Chris’ introduction to organized philanthropy came from her experience as inhouse legal counsel at Reader's Digest. Dewitt and Lila Acheson Wallace, the founders of Reader’s Digest, were both still alive at that time, but soon passed away within a few years of each other. Their estate plan was fairly complicated but ultimately all their assets, including their company, were to go to their private charitable foundations. Chris was part of a team charged with creating a plan that would best honor the interest of the donors, the interest of the company, and the interests of the foundations. She thought it would be a two-year assignment. “Well, two years turned into 24!”
Chris says in retrospect she never looked back. “It was such an amazing honor and opportunity to be there to help figure out how to create a plan from a legal, investment, financial, and tax standpoint - which took three years, by the way - but also then figuring out how to ‘create’ philanthropy. How do you identify the historical interests of the donors and connect that to problems that need attention in today’s world? What kind of difference do you want to make? How do you know you’re making it? I certainly learned more during my tenure running the Wallace Foundation than I ever would have had I stayed practicing law. It’s also interesting that since the Wallaces never had any children they assumed their company was going to be their legacy, but I think it has been the Wallace Foundation that has become their legacy, which has been really satisfying to be a part of.”

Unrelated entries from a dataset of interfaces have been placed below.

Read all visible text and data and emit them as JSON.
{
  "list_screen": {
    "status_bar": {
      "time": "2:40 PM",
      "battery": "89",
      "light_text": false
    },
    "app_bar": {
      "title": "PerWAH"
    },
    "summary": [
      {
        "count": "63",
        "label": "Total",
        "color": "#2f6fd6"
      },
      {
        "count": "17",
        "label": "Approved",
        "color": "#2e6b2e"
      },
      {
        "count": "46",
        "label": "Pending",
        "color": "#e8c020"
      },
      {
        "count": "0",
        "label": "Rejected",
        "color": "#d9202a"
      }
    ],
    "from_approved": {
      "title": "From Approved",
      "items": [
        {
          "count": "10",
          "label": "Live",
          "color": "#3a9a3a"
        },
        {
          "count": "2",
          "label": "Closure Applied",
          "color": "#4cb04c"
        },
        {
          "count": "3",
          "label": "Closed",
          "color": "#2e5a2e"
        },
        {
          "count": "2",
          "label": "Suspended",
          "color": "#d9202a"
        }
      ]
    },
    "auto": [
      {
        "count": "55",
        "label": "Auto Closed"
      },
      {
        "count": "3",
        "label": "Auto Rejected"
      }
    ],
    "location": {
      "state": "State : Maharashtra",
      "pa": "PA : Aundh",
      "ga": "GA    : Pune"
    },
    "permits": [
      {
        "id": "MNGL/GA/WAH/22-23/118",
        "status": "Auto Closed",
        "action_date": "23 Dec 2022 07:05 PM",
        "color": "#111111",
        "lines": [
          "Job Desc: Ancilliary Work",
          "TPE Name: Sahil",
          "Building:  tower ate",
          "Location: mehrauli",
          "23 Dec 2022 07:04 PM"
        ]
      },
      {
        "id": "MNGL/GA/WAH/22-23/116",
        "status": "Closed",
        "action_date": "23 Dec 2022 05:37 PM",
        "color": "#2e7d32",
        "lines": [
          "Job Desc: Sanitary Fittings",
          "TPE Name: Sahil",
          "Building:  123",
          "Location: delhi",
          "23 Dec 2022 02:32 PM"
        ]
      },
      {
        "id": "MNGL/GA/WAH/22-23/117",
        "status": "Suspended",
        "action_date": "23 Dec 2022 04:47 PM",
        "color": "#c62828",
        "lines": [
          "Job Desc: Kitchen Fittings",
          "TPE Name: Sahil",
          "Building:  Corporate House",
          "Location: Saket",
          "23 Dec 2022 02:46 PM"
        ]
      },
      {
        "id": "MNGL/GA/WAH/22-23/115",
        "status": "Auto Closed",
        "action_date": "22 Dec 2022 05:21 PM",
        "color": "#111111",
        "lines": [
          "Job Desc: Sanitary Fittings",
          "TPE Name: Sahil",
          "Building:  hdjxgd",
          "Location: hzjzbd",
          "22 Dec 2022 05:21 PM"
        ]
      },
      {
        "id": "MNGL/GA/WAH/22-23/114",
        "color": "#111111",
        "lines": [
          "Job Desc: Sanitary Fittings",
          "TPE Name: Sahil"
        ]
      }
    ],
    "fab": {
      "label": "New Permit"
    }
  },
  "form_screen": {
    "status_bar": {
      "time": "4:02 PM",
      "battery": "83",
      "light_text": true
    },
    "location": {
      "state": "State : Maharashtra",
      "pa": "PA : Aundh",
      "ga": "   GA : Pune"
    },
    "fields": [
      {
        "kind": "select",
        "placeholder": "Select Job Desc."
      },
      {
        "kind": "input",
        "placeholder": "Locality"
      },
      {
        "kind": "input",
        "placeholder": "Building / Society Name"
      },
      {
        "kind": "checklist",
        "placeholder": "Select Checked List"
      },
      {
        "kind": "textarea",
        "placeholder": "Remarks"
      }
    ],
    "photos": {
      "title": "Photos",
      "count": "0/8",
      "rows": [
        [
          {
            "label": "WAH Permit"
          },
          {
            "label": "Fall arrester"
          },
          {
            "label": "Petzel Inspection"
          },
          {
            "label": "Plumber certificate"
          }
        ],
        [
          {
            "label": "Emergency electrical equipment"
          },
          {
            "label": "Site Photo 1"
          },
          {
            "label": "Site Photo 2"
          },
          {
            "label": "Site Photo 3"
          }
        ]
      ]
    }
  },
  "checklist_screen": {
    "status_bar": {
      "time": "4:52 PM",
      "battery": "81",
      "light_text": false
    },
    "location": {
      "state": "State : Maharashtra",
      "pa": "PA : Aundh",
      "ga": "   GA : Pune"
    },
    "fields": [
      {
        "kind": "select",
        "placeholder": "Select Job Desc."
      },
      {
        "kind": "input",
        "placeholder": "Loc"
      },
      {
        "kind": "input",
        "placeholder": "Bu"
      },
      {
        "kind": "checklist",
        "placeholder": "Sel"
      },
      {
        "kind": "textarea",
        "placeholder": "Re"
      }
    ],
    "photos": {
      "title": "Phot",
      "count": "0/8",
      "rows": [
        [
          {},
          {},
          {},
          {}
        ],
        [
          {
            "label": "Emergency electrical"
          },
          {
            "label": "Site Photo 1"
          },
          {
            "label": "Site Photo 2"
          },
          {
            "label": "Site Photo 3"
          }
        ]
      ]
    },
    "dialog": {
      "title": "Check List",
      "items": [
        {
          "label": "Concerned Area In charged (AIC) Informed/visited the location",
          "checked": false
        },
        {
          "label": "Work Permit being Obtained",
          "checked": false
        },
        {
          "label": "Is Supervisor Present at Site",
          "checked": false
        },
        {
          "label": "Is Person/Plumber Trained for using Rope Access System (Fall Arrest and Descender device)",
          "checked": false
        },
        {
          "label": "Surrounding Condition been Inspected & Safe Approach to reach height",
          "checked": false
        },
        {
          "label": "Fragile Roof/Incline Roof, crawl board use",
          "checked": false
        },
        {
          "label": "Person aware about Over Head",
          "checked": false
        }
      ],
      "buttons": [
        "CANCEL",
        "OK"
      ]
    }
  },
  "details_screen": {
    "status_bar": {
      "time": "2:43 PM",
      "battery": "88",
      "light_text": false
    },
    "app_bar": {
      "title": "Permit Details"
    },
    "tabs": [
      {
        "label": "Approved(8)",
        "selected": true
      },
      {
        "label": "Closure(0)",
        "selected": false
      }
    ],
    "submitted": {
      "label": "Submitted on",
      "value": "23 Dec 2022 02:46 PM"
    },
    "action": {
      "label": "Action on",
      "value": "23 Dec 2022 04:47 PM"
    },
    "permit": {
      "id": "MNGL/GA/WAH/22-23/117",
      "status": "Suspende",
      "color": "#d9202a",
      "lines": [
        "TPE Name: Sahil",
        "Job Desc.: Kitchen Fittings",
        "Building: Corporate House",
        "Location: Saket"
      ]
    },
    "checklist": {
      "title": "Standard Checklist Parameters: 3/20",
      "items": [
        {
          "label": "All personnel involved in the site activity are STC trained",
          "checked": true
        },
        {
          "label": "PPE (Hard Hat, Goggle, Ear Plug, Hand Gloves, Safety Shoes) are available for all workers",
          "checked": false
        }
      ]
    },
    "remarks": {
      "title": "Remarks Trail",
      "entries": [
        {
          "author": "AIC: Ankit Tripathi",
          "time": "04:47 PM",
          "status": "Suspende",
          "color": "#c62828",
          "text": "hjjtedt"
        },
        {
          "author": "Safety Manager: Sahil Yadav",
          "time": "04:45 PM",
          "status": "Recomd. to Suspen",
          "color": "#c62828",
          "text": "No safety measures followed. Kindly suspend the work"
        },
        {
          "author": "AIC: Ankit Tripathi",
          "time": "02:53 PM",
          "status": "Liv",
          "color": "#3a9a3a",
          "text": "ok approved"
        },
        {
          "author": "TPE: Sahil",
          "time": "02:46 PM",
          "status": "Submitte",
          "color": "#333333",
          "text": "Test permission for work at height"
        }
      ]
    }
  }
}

Settling in North Carolina was unexpected for Chris and her husband, both of whom were life-long New Yorkers. They became familiar with the area while visiting their two children, who came to school here. They decided to move after one particularly brutal, snowy winter in New York and have since fallen in love with the place. “We like all the things that people who come here like about it – the intellectual life, cultural life, outdoor life, a direct flight to Europe from RDU, great medical centers, great universities, and still four seasons, with winter the shortest and hardly any snow!”
Once Chris was settled, she began to look around at the nonprofits in the area. Triangle Community Foundation naturally popped up on the radar screen pretty quickly, and she called Lori to set up a meeting. “This was in about 2012, and that's how I began to know Lori and the Foundation. I initially served on some grantee advisory committees, and then was asked to join the Board.”
Reflecting on the 10 or so years she has been affiliated with the Foundation, Chris thinks the Foundation has become more thoughtful about its work. “To my mind the relationships and help the Foundation provides to grantees has deepened. The Triangle Capacity-Building Network is a perfect example of this. Funding things like back-office infrastructure is ‘unsexy’ but absolutely crucial for an organization to succeed. The trust-based philanthropy showcased by the Network is really inspiring and has brought other funders along. It is a mark of leadership that is, I think, the epitome of what community foundations can do and do well, using both its spotlight to shine a light on issues that are really important but not ‘exciting’ to fund, and the ability to bring others in the community to the table. To me there is a ripple effect, like a pebble thrown in the water, that I think highlights the unique role a community foundation has to play as an idea generator and a convener.”
Looking forward, Chris hopes the Foundation further embraces the role of convener. “That is such an important role the Foundation can continue to play - identify an issue, bring people together, and talk about solutions. I'd like to see an even broader set of participants at the table, including policymakers, academics, and people who bring other assets to a discussion. To continue the ripple metaphor, that helps amplify the weight of the stone that goes into the lake.”